Boho on a Bike

By neznámý (scan, reklamní leták) [Public domain], via Wikimedia Commons

I bought a motorcycle helmet.  I’m not sure I’ve ever managed to spend $200 so quickly.  But I wanted full face protection from the wind, not to mention that I like my jaw just the way it is.  Really, a Vespa’s more my style than the big old bike we’ll-call-him-Logan recently acquired.  Don’t get me wrong, the bike’s super cool.  But I’ve never been a speed demon, so if I’m ever at the wheel of something with two wheels and a motor, it’ll be a scooter…

I would love to see more people (calling all bohos!) – including those who don’t fit the black leather image of motorcycles – utilize bikes (and scooters) for everyday transport.  With less cars on the road, bikes would be safer.  The demand for fuel would drop and with it pollution, not to mention money spent on transport.

The first time I rode on a motorcycle, Logan picked me up at the train station in Philly on his Yamaha 250.  The bike – for all I ended up loving it – was small, and my helmet was smaller.  We jumped on the highway within minutes and the wind tucked under the face plate and smacked me hard enough that I had trouble breathing.  Not to mention that we were flying down a highway populated by crazy city drivers, my knees scant feet from their fenders.  I chanted affirmations in my head, and we did make it through alive and well, except for the massive pressure headache I had from the ill-fitting helmet.  Thus my willingness to sacrifice income for one that felt just right.
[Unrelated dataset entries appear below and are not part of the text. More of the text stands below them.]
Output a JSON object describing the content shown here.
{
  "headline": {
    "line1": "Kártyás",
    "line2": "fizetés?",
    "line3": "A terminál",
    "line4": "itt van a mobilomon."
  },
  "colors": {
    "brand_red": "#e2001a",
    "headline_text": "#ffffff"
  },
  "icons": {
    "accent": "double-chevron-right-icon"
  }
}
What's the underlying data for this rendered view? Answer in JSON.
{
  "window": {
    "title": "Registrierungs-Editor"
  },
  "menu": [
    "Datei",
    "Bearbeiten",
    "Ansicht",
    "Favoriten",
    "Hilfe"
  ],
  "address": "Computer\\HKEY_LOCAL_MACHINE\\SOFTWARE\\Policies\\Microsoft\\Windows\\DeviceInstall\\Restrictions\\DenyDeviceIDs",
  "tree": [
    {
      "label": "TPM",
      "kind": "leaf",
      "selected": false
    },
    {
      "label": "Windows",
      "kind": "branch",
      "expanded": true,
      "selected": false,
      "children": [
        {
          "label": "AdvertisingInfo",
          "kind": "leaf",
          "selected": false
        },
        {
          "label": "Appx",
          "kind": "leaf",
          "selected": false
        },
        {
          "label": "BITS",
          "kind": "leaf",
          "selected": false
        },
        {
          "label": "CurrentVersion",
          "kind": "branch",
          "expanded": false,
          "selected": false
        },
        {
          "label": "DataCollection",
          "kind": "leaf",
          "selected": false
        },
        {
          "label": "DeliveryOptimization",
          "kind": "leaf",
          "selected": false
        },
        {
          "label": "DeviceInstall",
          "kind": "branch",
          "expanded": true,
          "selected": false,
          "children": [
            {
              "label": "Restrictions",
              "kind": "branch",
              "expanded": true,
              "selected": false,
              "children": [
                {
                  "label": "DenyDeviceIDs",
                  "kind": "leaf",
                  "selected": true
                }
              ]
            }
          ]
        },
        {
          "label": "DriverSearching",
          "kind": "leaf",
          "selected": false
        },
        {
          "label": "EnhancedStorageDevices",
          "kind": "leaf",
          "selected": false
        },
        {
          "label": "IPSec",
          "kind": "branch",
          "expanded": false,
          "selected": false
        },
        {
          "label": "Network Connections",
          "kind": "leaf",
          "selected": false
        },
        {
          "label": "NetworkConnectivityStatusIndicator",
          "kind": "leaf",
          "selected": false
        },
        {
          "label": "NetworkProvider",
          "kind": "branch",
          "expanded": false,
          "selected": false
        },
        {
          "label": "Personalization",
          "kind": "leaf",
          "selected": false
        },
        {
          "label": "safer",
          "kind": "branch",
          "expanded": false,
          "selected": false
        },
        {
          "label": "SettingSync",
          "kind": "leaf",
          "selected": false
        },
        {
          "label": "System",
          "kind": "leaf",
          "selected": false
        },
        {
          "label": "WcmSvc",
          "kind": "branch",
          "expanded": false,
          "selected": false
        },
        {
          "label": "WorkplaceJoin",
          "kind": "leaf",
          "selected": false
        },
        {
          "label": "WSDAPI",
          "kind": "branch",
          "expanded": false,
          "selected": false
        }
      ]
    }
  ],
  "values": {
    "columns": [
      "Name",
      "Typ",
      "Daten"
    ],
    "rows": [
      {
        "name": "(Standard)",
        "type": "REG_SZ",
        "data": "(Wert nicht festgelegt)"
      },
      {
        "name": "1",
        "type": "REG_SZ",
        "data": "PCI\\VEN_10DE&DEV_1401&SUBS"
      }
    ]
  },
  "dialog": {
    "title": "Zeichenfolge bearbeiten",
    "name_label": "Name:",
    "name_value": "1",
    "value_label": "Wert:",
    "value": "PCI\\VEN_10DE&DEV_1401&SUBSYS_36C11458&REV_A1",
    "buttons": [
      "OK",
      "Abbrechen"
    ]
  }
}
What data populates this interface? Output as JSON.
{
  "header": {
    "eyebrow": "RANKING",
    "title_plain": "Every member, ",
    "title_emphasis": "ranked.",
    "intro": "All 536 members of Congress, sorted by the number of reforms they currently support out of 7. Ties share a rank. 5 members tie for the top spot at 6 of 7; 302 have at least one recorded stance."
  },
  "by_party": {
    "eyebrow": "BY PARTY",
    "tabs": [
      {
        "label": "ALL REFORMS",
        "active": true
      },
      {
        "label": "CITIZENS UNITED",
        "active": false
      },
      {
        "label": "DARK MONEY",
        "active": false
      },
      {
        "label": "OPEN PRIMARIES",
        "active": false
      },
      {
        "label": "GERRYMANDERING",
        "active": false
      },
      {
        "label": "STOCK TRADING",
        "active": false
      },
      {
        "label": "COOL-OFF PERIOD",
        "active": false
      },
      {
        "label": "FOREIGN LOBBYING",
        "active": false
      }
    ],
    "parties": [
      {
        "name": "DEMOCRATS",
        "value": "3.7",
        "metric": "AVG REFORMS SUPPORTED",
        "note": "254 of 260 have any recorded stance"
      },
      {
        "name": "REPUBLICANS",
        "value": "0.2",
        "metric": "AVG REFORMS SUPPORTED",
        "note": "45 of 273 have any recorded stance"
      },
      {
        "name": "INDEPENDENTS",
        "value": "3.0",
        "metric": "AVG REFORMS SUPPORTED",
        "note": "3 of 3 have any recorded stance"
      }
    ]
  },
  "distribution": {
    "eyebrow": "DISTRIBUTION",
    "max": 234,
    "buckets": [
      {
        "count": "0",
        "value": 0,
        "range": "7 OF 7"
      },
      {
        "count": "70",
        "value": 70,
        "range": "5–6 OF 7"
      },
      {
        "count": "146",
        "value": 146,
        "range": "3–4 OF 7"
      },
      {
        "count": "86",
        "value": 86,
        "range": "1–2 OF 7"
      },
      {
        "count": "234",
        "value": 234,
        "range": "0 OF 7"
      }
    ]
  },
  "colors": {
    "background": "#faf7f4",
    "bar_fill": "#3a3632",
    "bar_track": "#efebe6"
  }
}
There’s a store in Bar Harbor, Maine called Jekyl & Hyde: One side is full of bright colors, jingly hip scarves, and flowing skirts; the other is knives and black leather.  My sister has commented that this store is a metaphor for my relationship: me the crunchy boho, Logan the biker in black.  That being said, motorcycles are a pretty awesome boho mode of transport, since they’re easy on gas and get you out into your environment.

The latter was what really won me over: Once we got off the highway, I could feel the moisture rising off a nearby stream, smell the pine needles and the farm fields.  There’s no real separation between you on the bike and the family on the sidewalk or the horses in the field or the deer by the side of the road.  Cars put boundaries between us and the rest of the world.  On a bike, it’s impossible to pretend those exist.

I think we’ve gotten comfortable with our boundaries, and lots of us are a little scared to be out there without doors and windows.  That takes courage…  It turns out you do have to be pretty badass to ride a bike, after all.

(Just rediscovered this draft.  It’s a little out of date, but what the heck.)


Leave a Reply